* _Exercise objective_: In the records below, some lines contain "test"; state the number of such lines and nothing else.

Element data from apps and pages
◆ ◆ ◆ ◆ ◆

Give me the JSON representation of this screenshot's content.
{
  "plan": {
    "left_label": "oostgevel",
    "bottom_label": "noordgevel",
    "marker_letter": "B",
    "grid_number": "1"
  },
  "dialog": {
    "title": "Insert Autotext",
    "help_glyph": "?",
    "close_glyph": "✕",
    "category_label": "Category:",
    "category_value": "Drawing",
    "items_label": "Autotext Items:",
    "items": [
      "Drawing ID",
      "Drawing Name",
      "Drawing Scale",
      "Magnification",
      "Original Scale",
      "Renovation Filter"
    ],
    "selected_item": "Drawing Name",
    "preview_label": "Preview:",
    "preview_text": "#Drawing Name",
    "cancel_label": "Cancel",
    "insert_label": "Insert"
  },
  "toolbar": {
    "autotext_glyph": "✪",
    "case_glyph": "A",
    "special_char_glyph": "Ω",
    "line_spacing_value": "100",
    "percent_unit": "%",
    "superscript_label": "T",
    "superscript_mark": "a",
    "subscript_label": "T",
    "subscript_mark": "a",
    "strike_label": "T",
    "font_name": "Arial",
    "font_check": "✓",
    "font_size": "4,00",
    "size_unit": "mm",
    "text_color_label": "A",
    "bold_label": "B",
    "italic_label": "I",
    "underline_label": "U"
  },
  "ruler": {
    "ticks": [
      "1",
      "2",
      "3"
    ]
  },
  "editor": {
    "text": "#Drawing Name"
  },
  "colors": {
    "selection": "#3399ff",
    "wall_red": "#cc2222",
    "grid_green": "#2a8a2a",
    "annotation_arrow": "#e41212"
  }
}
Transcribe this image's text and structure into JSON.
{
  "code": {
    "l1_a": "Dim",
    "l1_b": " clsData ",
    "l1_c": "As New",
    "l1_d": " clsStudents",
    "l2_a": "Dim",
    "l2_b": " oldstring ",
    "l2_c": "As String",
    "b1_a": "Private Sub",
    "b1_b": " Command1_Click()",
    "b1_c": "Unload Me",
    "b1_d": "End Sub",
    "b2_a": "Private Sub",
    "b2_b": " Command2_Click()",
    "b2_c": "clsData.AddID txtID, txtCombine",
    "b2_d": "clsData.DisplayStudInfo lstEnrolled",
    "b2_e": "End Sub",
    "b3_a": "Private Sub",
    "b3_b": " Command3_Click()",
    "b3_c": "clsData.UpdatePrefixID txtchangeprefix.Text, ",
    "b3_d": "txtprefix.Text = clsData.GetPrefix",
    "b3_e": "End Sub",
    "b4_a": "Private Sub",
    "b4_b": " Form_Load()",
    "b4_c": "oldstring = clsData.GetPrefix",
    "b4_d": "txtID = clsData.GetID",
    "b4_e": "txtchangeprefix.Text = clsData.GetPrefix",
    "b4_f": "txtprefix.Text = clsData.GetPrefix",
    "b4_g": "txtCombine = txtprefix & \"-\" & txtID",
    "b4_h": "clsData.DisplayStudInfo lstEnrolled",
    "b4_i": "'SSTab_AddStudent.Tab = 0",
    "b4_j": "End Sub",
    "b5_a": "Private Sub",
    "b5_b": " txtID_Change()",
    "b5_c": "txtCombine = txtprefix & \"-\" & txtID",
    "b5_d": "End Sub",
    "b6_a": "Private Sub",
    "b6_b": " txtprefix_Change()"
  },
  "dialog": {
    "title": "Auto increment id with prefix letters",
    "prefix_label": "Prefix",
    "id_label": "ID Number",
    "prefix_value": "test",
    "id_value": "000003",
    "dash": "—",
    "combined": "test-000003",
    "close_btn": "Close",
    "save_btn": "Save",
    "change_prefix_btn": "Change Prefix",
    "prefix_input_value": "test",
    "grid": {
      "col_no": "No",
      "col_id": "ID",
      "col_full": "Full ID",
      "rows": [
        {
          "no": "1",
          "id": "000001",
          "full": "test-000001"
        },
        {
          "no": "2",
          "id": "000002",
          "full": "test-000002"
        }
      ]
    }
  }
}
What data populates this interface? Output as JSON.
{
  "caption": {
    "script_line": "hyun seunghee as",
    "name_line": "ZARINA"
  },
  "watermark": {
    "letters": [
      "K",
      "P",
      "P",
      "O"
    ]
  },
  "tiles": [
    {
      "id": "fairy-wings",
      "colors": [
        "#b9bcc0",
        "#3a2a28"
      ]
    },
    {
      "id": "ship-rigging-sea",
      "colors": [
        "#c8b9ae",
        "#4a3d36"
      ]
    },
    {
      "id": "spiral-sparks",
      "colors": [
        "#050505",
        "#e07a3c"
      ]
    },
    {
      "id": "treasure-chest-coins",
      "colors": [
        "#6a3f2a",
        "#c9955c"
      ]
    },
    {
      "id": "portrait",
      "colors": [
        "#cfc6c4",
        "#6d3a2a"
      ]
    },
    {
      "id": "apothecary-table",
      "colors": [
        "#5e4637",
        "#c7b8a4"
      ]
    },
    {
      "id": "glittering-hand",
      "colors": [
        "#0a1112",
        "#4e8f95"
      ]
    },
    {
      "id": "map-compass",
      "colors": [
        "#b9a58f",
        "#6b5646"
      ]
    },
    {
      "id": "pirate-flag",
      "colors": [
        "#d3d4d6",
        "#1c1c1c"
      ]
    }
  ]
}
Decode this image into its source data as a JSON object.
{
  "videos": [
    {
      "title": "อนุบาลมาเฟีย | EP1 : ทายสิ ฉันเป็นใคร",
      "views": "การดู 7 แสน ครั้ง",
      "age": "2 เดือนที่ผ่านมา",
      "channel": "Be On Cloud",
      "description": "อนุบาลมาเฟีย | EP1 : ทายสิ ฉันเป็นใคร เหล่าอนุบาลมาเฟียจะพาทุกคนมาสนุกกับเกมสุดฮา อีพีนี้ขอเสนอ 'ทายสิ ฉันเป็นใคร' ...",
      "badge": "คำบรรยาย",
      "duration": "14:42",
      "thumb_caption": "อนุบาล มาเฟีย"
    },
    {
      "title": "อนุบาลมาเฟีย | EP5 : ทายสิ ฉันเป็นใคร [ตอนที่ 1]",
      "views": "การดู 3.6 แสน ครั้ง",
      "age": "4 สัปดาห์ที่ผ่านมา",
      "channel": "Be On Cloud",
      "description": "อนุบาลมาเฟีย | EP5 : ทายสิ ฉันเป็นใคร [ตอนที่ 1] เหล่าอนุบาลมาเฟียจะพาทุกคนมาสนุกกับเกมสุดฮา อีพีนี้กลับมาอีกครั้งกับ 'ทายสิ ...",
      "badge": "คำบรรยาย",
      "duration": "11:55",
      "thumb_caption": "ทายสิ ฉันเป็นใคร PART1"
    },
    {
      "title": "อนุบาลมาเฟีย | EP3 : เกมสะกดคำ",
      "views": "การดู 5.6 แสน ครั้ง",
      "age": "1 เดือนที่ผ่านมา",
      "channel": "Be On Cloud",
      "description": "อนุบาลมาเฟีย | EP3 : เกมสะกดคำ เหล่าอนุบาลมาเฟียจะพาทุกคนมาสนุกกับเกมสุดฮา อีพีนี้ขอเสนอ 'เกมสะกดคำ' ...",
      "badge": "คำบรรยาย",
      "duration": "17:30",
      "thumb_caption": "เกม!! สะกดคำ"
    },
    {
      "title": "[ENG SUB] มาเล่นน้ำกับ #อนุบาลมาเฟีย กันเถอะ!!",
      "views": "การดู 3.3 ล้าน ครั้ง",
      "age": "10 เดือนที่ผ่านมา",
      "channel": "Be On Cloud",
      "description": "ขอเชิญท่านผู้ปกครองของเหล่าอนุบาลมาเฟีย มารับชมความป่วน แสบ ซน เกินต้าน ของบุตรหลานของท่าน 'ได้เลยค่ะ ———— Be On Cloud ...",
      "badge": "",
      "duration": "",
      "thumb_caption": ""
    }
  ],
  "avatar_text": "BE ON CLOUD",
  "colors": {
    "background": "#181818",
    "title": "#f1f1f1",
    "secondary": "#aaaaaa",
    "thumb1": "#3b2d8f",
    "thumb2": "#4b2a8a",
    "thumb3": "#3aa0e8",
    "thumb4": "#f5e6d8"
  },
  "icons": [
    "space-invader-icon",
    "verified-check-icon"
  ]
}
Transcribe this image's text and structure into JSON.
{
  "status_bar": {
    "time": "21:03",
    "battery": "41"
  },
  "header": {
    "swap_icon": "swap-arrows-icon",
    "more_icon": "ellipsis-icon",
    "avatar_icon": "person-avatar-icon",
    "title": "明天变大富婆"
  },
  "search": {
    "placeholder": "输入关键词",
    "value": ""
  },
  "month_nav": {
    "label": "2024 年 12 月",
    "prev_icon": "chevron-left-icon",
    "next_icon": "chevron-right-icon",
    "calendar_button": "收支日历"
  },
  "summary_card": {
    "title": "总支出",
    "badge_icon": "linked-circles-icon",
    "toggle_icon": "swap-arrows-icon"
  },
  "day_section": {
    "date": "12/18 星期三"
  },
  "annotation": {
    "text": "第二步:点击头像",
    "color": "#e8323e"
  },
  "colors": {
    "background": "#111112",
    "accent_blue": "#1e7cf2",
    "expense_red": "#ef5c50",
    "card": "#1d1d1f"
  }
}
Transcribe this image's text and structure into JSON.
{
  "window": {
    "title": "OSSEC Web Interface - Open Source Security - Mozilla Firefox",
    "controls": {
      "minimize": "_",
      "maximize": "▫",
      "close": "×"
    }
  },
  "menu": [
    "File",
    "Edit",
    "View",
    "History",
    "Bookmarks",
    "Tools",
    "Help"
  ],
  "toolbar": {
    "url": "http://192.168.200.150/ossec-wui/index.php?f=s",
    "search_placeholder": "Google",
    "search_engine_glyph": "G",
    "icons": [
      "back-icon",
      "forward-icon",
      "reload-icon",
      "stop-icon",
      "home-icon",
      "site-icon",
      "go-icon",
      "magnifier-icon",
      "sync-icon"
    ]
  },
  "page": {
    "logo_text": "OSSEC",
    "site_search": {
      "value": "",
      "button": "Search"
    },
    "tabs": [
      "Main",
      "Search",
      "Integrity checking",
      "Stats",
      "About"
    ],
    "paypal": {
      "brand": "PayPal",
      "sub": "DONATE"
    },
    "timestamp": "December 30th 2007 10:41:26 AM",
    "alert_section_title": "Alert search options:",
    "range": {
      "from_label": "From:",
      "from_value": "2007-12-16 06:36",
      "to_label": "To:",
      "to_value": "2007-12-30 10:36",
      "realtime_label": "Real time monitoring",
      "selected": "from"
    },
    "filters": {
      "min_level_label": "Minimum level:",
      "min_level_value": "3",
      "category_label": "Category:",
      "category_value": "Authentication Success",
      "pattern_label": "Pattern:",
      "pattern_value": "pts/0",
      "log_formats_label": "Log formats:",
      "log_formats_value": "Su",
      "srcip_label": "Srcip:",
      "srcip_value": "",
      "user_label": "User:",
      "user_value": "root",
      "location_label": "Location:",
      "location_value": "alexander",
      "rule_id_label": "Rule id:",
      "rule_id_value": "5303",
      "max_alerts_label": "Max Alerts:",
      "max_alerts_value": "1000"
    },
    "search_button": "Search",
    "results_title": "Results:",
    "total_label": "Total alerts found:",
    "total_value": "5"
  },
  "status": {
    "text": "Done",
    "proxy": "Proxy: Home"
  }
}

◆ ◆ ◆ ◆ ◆

* _Result_: 5